Jonathan Valk holds a First Class BA in Oriental Studies from the University of Oxford, an MA in Middle Eastern Studies from the University of Chicago, and an MPhil in the Ancient World from New York University’s Institute for the Study of the Ancient World. Jonathan is currently completing his dissertation, entitled “Assyrian Collective Identity in the Longue Durée: A Social Categories Approach.” This project is a diachronic investigation of the development of Assyrian collective identity between c. 2000 BCE and 600 BCE. The dissertation explores how Assyrianness was conceptualized, how this changed, and why. To answer such questions, Jonathan employs an interdisciplinary research methodology that he hopes to refine for general use in humanistic and social science research on collective identity.

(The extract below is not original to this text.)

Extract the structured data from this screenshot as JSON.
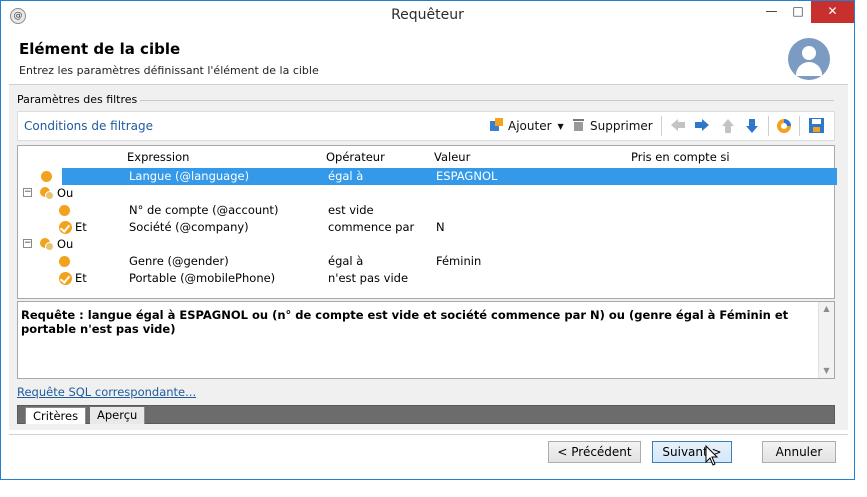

In his time at ISAW, Jonathan has co-organized two conferences, Life at the Margins: Questions in Ancient Near Eastern Social History and The Mechanics of Extraction: Comparing Principles of Taxation and Tax Compliance in the Ancient World. Jonathan will be editing a volume based on the latter conference, which is scheduled for publication in 2018. Additionally, Jonathan has published an article entitled “They Enjoy Syrup and Ghee at Tables of Silver and Gold”: Infant Loss in Ancient Mesopotamia in the Journal of the Economic and Social History of the Orient, and has written and presented at conferences on several other subjects.